Monday, October 29, 2012

Fire and Trains

If there's one thing people know about Littles it's that he loves trains. Specifically Thomas, but any train will do in a pinch. If he could, he would wear Thomas shirts every day and Thomas pajamas every night, and on the rare occasion that Tiny has worn clothing with trains, said clothing was in danger of being ripped off of him. He has three different toys trains that he prefers not to ever share, and if he could, he would spend all day looking at Aunt A's train pictures online. Consequently, the highlight of his visit with Neni and Aki was the trains, because while we may have planes galore on base, the town they live in has a regular train route just three blocks from where my parents are staying. Every morning at breakfast he would hear the train and every night at dinner and several times in between, and it never failed to illicit thrills of joy. Aki was roped into drawing train after train after train, and even loving Aunt J sent over a train set for Littles to play with while we were there.

So taking him to the train station to see a real live train was a no brainer. Best. Day. Ever. Right? Little's excitement was unparalleled. The train came rumbling into the station, rattling and roaring as it slowed to a stop and then it sounded its horn, long and loud. And there was Littles with his hands over his ears, crying.

I thought to myself, in retrospect, isn't that just how we are about God? We love the idea of Him. We love to think that we know everything there is to know about Him. We read books about Him; we talk about Him; we diagram and debate and decipher Him. We think that we are on the inside track (no pun intended, but you're welcome to laugh if you like puns) when it comes to God. But then He comes rumbling into our lives, rattling and roaring and making perhaps a brief stop, and He doesn't have to stay long or be loud because we find ourselves shaken to the core. That is the only response to His presence.

Our God is a consuming fire.

Think of Moses in Exodus 33. All he saw was God's back, and his face shone so brightly that the people of Israel couldn't look at it. Or Isaiah in Isaiah 6 whose response to seeing the Lord was to say, "Woe is me! For I am lost, for I am a man of unclean lips!" Yes, there are times when He speaks to us in a gentle whisper (1 Kings 19), but how often do I come into His presence expecting gentleness, a pat on the back, a cup of tea and some tissues when there is just as good a chance that He will respond with fire?

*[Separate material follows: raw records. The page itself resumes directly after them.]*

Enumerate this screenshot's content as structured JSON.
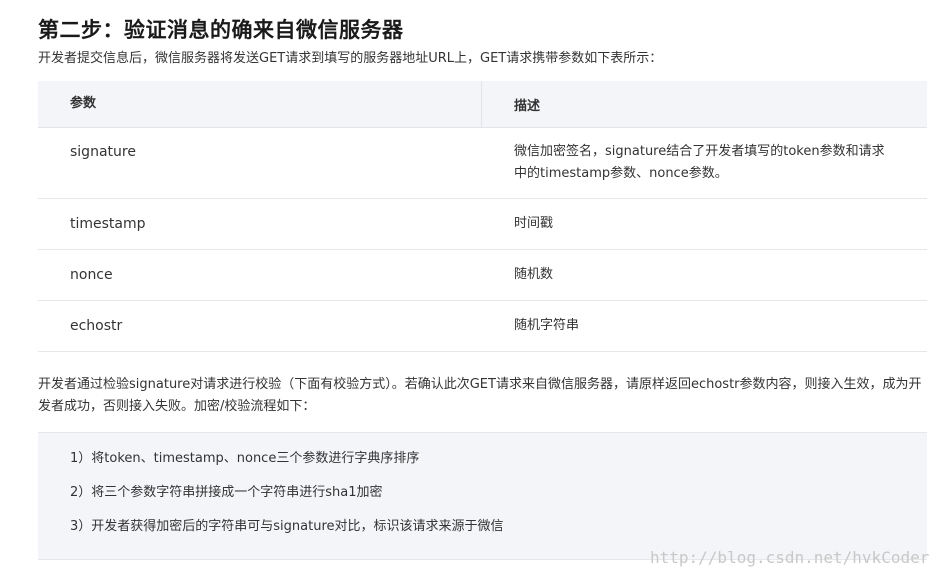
{
  "heading": "第二步：验证消息的确来自微信服务器",
  "intro": "开发者提交信息后，微信服务器将发送GET请求到填写的服务器地址URL上，GET请求携带参数如下表所示：",
  "table": {
    "headers": [
      "参数",
      "描述"
    ],
    "rows": [
      {
        "param": "signature",
        "desc": "微信加密签名，signature结合了开发者填写的token参数和请求中的timestamp参数、nonce参数。"
      },
      {
        "param": "timestamp",
        "desc": "时间戳"
      },
      {
        "param": "nonce",
        "desc": "随机数"
      },
      {
        "param": "echostr",
        "desc": "随机字符串"
      }
    ]
  },
  "paragraph": "开发者通过检验signature对请求进行校验（下面有校验方式）。若确认此次GET请求来自微信服务器，请原样返回echostr参数内容，则接入生效，成为开发者成功，否则接入失败。加密/校验流程如下：",
  "steps": [
    "1）将token、timestamp、nonce三个参数进行字典序排序",
    "2）将三个参数字符串拼接成一个字符串进行sha1加密",
    "3）开发者获得加密后的字符串可与signature对比，标识该请求来源于微信"
  ],
  "watermark": "http://blog.csdn.net/hvkCoder"
}
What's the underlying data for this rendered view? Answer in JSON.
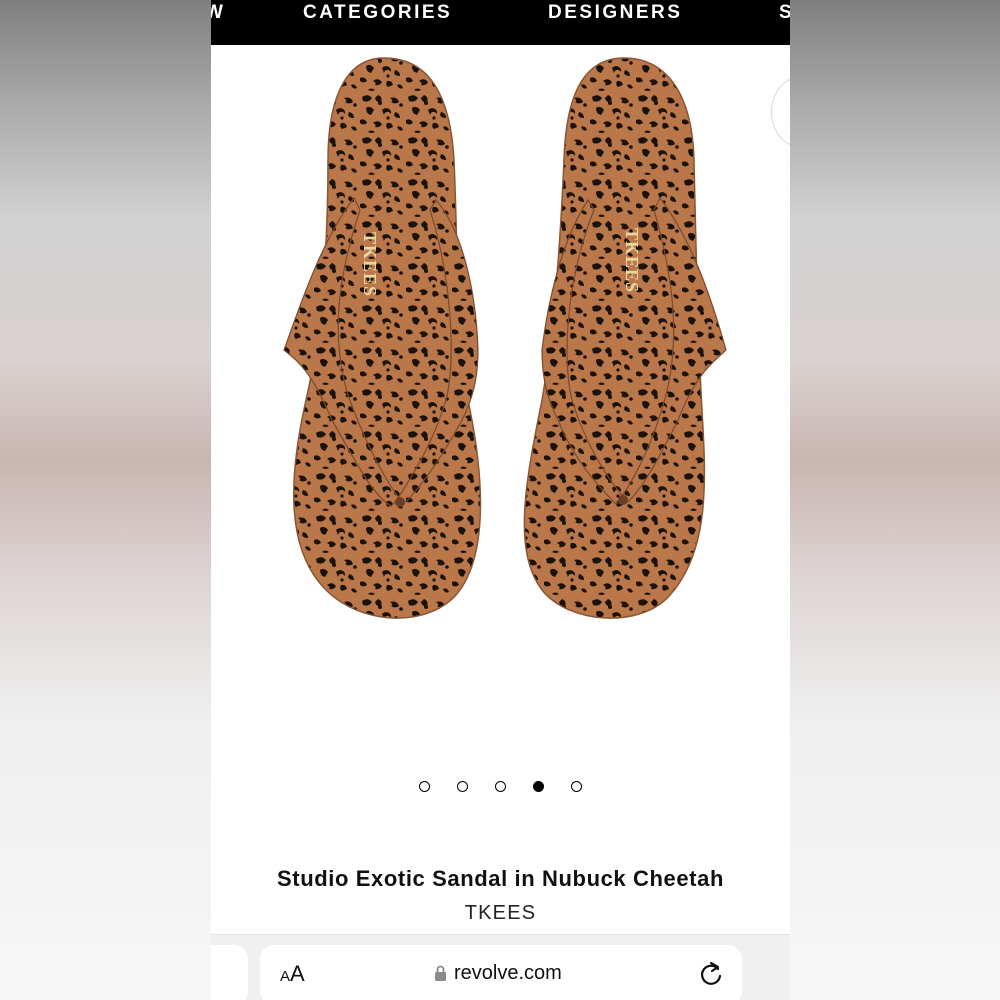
{
  "nav": {
    "cut_left": "W",
    "categories": "CATEGORIES",
    "designers": "DESIGNERS",
    "cut_right": "S"
  },
  "product": {
    "title": "Studio Exotic Sandal in Nubuck Cheetah",
    "brand": "TKEES",
    "sandal_logo_text": "TKEES",
    "image_icon": "cheetah-flip-flop-pair"
  },
  "carousel": {
    "total_slides": 5,
    "active_slide": 4
  },
  "browser": {
    "text_size_button": "AA",
    "url": "revolve.com",
    "lock_icon": "lock-icon",
    "reload_icon": "reload-icon"
  },
  "colors": {
    "nav_bg": "#000000",
    "nav_text": "#ffffff",
    "sandal_base": "#b9774a",
    "sandal_spots": "#1b120c",
    "logo_gold": "#e8d6a0"
  }
}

As Lewis so poignantly says at the end of The Lion, the Witch, and the Wardrobe, "He's not a tame lion." He's not a toy train. And it is presumptuous of me to not expect to be just a little terrified in His presence.

1 comment:

  1. So beautifully and powerfully put. You need to get this printed.